Task to complete
Reply with exactly the lines from the one that contains "Give me the" through the last line of the records below, and with no other lines.

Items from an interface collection
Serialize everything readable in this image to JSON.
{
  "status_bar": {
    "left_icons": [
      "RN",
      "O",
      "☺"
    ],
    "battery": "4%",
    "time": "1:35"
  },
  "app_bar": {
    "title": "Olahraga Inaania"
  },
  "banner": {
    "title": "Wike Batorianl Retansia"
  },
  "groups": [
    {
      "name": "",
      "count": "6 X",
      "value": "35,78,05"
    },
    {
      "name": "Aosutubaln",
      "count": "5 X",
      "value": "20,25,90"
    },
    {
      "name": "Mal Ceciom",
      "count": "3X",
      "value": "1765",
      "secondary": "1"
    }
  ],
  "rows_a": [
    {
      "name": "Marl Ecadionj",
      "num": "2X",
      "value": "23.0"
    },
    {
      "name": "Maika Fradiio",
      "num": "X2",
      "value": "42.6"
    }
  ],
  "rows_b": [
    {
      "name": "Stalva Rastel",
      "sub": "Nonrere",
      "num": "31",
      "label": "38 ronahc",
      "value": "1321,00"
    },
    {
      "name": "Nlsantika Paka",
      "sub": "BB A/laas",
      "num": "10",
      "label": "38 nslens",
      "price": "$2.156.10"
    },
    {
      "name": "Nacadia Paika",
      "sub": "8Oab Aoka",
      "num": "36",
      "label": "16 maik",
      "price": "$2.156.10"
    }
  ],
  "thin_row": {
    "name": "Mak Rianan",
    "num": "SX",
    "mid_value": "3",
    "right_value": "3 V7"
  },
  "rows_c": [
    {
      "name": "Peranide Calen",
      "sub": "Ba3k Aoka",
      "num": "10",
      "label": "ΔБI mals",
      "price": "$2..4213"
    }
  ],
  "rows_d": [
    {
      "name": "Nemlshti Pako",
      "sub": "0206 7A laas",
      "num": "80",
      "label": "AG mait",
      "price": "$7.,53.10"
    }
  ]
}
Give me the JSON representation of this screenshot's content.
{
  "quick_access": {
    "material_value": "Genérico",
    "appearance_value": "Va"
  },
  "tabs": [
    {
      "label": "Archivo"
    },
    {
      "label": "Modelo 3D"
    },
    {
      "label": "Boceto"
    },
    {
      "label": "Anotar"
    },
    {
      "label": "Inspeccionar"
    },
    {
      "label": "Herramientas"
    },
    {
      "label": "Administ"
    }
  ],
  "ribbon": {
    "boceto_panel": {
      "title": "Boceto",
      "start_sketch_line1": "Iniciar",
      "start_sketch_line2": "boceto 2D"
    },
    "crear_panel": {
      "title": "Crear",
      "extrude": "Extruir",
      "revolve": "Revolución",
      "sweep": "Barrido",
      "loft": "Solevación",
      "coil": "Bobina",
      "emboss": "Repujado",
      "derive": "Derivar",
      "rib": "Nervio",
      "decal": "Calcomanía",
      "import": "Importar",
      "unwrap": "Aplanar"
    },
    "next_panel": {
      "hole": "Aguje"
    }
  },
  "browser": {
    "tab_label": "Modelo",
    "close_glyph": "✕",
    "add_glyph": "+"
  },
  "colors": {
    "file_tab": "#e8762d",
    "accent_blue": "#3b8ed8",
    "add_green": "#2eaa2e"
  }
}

Written solution
Give me the JSON representation of this screenshot's content.
{
  "quick_access": {
    "material_value": "Genérico",
    "appearance_value": "Va"
  },
  "tabs": [
    {
      "label": "Archivo"
    },
    {
      "label": "Modelo 3D"
    },
    {
      "label": "Boceto"
    },
    {
      "label": "Anotar"
    },
    {
      "label": "Inspeccionar"
    },
    {
      "label": "Herramientas"
    },
    {
      "label": "Administ"
    }
  ],
  "ribbon": {
    "boceto_panel": {
      "title": "Boceto",
      "start_sketch_line1": "Iniciar",
      "start_sketch_line2": "boceto 2D"
    },
    "crear_panel": {
      "title": "Crear",
      "extrude": "Extruir",
      "revolve": "Revolución",
      "sweep": "Barrido",
      "loft": "Solevación",
      "coil": "Bobina",
      "emboss": "Repujado",
      "derive": "Derivar",
      "rib": "Nervio",
      "decal": "Calcomanía",
      "import": "Importar",
      "unwrap": "Aplanar"
    },
    "next_panel": {
      "hole": "Aguje"
    }
  },
  "browser": {
    "tab_label": "Modelo",
    "close_glyph": "✕",
    "add_glyph": "+"
  },
  "colors": {
    "file_tab": "#e8762d",
    "accent_blue": "#3b8ed8",
    "add_green": "#2eaa2e"
  }
}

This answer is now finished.